• That's impressive! But I think you are missing the importance of the "pole". (When I try to make use of its key position, it doesn't quite work out, though. But I'm probably missing something, too.) – M Oehm Aug 20 at 6:38
• @MOehm Are you perhaps drawing comparison to rot13(gur Fnhqv Nenovna fjbeq)? – Stiv Aug 20 at 6:41
• rot13(Ab. V guvax gung gur ahzoref bs gur syntcbyr ner vaqvprf vagb gur cerivbhf ryrira pbhagel anzrf. Vg erdhverf bar bs lbhe nygreangvirf naq fbzr er-fbegvat, gubhtu, naq V'z fgvyy zvffvat n O.) – M Oehm Aug 20 at 6:49
• "Ununun" indeed! :) Well done! – M Oehm Aug 20 at 7:58
• Wow! that's awesome! actually, I felt this puzzle was too difficult, but I am always impressed with the skill of the puzzlers here. This is the correct answer! and sorry for the misspelled of "Bisau" :) – malioboro Aug 21 at 0:40

I believe the answer to be:

São Tomé and Príncipe

Reasoning:

It is the only country in Wikipedia's List of Sovereign States whose title/URL contains characters not contained in ASCII format (those being 'ã', 'é', and 'í'). Since you're working in ASCII art, if you were trying to do operations with the characters in the titles/URLs of each country to make your art, it could fail depending on your language.

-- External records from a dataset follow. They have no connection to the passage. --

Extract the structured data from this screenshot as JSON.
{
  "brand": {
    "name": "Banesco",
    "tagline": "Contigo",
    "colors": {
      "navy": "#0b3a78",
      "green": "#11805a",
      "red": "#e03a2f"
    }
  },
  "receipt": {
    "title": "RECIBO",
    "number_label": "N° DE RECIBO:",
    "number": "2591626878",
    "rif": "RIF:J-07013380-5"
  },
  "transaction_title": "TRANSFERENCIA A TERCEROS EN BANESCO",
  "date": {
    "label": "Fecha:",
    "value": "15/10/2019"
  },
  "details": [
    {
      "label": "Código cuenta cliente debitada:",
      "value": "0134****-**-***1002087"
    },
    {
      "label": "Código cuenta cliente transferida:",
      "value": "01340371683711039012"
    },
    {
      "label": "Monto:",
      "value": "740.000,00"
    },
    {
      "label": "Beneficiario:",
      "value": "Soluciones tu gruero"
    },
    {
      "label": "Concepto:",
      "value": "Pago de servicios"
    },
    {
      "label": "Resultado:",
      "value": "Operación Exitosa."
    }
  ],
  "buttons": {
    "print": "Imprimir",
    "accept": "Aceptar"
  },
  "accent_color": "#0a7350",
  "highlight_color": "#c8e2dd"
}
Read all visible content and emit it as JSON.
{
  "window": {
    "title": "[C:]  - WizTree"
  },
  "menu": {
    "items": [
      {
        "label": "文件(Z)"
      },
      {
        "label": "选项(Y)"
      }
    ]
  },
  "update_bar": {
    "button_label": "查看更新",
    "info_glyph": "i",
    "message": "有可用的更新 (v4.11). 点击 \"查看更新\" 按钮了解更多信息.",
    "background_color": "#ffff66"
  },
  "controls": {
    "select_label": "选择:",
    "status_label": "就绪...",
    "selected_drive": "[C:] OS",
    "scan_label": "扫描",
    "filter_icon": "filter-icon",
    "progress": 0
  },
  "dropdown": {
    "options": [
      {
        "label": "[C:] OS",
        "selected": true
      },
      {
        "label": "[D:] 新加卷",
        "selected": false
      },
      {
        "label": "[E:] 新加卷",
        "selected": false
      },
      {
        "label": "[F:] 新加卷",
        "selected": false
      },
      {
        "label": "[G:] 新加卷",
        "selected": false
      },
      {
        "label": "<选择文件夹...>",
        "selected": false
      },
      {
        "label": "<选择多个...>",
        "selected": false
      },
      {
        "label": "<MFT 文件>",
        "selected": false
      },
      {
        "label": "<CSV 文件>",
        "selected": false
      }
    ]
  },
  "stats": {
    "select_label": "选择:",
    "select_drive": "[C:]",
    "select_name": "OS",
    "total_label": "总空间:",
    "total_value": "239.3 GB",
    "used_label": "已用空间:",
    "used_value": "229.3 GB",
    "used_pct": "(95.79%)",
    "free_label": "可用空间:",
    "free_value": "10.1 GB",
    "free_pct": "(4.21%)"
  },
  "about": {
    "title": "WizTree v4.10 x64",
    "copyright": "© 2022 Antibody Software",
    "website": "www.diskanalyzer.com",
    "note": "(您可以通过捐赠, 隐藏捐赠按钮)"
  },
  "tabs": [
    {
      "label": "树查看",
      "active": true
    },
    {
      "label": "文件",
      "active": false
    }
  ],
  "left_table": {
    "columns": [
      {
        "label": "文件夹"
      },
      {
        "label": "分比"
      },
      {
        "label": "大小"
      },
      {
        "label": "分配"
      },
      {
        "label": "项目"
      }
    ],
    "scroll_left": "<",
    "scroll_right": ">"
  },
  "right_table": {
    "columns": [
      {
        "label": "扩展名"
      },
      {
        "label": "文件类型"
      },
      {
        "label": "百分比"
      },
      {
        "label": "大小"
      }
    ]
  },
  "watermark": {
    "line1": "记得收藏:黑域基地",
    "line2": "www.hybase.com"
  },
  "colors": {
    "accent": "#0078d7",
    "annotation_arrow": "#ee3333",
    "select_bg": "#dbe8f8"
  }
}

In C# and Java (among others), any character with a value over 127 will return the character ''.

• +1 yes it's (gnyxvat nobhg NFPVV ohg, vg'f abg gue vagraqrq nafjre, lbh arrq gb svaq bhg ubj gur negjbex vf znqr) – malioboro Dec 7 '18 at 3:14